(Beginning of Information supplied)

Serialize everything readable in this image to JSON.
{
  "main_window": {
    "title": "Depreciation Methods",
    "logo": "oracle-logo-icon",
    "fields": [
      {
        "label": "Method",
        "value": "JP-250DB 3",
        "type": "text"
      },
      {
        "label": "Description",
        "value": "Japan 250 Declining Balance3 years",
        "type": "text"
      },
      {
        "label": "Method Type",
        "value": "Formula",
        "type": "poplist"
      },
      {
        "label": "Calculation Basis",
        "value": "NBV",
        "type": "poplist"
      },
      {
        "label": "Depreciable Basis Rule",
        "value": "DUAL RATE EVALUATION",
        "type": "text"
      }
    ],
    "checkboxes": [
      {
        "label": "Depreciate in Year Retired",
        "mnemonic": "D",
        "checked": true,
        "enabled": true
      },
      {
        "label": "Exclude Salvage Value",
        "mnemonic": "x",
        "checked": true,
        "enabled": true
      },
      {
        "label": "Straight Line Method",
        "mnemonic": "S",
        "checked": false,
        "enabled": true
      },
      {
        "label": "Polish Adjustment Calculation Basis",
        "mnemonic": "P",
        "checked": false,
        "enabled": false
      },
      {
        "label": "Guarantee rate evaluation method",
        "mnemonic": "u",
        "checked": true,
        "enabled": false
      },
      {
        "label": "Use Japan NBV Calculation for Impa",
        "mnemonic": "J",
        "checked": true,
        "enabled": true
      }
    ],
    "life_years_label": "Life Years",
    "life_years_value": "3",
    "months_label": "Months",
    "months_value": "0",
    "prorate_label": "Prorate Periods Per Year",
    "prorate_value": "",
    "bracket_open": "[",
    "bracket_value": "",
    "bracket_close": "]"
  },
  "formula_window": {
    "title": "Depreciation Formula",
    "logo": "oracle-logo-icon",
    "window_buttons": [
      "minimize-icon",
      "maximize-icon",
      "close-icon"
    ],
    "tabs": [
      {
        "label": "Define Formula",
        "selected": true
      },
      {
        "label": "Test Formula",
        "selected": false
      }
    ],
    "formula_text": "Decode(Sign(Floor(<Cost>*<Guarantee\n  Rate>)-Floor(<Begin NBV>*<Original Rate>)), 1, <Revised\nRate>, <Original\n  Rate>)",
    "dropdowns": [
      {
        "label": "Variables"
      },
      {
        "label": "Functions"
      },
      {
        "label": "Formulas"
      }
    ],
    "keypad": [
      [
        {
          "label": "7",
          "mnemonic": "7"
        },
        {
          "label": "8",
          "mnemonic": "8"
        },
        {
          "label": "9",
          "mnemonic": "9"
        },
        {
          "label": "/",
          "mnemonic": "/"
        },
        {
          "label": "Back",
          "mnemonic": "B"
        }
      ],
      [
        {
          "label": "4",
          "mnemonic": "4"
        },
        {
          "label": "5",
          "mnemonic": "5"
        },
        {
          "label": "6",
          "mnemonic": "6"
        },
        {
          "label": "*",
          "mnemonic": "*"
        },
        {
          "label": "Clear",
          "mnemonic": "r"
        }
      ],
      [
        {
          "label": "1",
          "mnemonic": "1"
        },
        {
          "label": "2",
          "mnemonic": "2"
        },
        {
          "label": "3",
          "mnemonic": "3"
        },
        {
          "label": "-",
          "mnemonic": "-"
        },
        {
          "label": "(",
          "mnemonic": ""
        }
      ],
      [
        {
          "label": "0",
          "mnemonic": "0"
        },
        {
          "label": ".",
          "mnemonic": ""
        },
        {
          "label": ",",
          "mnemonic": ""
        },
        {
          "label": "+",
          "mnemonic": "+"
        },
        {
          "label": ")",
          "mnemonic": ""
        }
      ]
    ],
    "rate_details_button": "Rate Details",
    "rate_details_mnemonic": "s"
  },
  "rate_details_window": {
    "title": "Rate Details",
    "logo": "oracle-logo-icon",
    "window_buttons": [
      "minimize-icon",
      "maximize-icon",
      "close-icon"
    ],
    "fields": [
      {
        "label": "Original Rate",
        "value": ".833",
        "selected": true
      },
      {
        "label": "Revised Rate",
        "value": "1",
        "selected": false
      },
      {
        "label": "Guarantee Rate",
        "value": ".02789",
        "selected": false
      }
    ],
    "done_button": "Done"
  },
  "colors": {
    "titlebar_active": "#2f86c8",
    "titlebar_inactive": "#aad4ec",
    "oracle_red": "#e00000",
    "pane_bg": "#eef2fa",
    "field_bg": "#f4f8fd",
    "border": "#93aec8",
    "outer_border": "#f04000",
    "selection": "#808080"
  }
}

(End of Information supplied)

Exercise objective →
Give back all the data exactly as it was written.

Your response →
Serialize everything readable in this image to JSON.
{
  "main_window": {
    "title": "Depreciation Methods",
    "logo": "oracle-logo-icon",
    "fields": [
      {
        "label": "Method",
        "value": "JP-250DB 3",
        "type": "text"
      },
      {
        "label": "Description",
        "value": "Japan 250 Declining Balance3 years",
        "type": "text"
      },
      {
        "label": "Method Type",
        "value": "Formula",
        "type": "poplist"
      },
      {
        "label": "Calculation Basis",
        "value": "NBV",
        "type": "poplist"
      },
      {
        "label": "Depreciable Basis Rule",
        "value": "DUAL RATE EVALUATION",
        "type": "text"
      }
    ],
    "checkboxes": [
      {
        "label": "Depreciate in Year Retired",
        "mnemonic": "D",
        "checked": true,
        "enabled": true
      },
      {
        "label": "Exclude Salvage Value",
        "mnemonic": "x",
        "checked": true,
        "enabled": true
      },
      {
        "label": "Straight Line Method",
        "mnemonic": "S",
        "checked": false,
        "enabled": true
      },
      {
        "label": "Polish Adjustment Calculation Basis",
        "mnemonic": "P",
        "checked": false,
        "enabled": false
      },
      {
        "label": "Guarantee rate evaluation method",
        "mnemonic": "u",
        "checked": true,
        "enabled": false
      },
      {
        "label": "Use Japan NBV Calculation for Impa",
        "mnemonic": "J",
        "checked": true,
        "enabled": true
      }
    ],
    "life_years_label": "Life Years",
    "life_years_value": "3",
    "months_label": "Months",
    "months_value": "0",
    "prorate_label": "Prorate Periods Per Year",
    "prorate_value": "",
    "bracket_open": "[",
    "bracket_value": "",
    "bracket_close": "]"
  },
  "formula_window": {
    "title": "Depreciation Formula",
    "logo": "oracle-logo-icon",
    "window_buttons": [
      "minimize-icon",
      "maximize-icon",
      "close-icon"
    ],
    "tabs": [
      {
        "label": "Define Formula",
        "selected": true
      },
      {
        "label": "Test Formula",
        "selected": false
      }
    ],
    "formula_text": "Decode(Sign(Floor(<Cost>*<Guarantee\n  Rate>)-Floor(<Begin NBV>*<Original Rate>)), 1, <Revised\nRate>, <Original\n  Rate>)",
    "dropdowns": [
      {
        "label": "Variables"
      },
      {
        "label": "Functions"
      },
      {
        "label": "Formulas"
      }
    ],
    "keypad": [
      [
        {
          "label": "7",
          "mnemonic": "7"
        },
        {
          "label": "8",
          "mnemonic": "8"
        },
        {
          "label": "9",
          "mnemonic": "9"
        },
        {
          "label": "/",
          "mnemonic": "/"
        },
        {
          "label": "Back",
          "mnemonic": "B"
        }
      ],
      [
        {
          "label": "4",
          "mnemonic": "4"
        },
        {
          "label": "5",
          "mnemonic": "5"
        },
        {
          "label": "6",
          "mnemonic": "6"
        },
        {
          "label": "*",
          "mnemonic": "*"
        },
        {
          "label": "Clear",
          "mnemonic": "r"
        }
      ],
      [
        {
          "label": "1",
          "mnemonic": "1"
        },
        {
          "label": "2",
          "mnemonic": "2"
        },
        {
          "label": "3",
          "mnemonic": "3"
        },
        {
          "label": "-",
          "mnemonic": "-"
        },
        {
          "label": "(",
          "mnemonic": ""
        }
      ],
      [
        {
          "label": "0",
          "mnemonic": "0"
        },
        {
          "label": ".",
          "mnemonic": ""
        },
        {
          "label": ",",
          "mnemonic": ""
        },
        {
          "label": "+",
          "mnemonic": "+"
        },
        {
          "label": ")",
          "mnemonic": ""
        }
      ]
    ],
    "rate_details_button": "Rate Details",
    "rate_details_mnemonic": "s"
  },
  "rate_details_window": {
    "title": "Rate Details",
    "logo": "oracle-logo-icon",
    "window_buttons": [
      "minimize-icon",
      "maximize-icon",
      "close-icon"
    ],
    "fields": [
      {
        "label": "Original Rate",
        "value": ".833",
        "selected": true
      },
      {
        "label": "Revised Rate",
        "value": "1",
        "selected": false
      },
      {
        "label": "Guarantee Rate",
        "value": ".02789",
        "selected": false
      }
    ],
    "done_button": "Done"
  },
  "colors": {
    "titlebar_active": "#2f86c8",
    "titlebar_inactive": "#aad4ec",
    "oracle_red": "#e00000",
    "pane_bg": "#eef2fa",
    "field_bg": "#f4f8fd",
    "border": "#93aec8",
    "outer_border": "#f04000",
    "selection": "#808080"
  }
}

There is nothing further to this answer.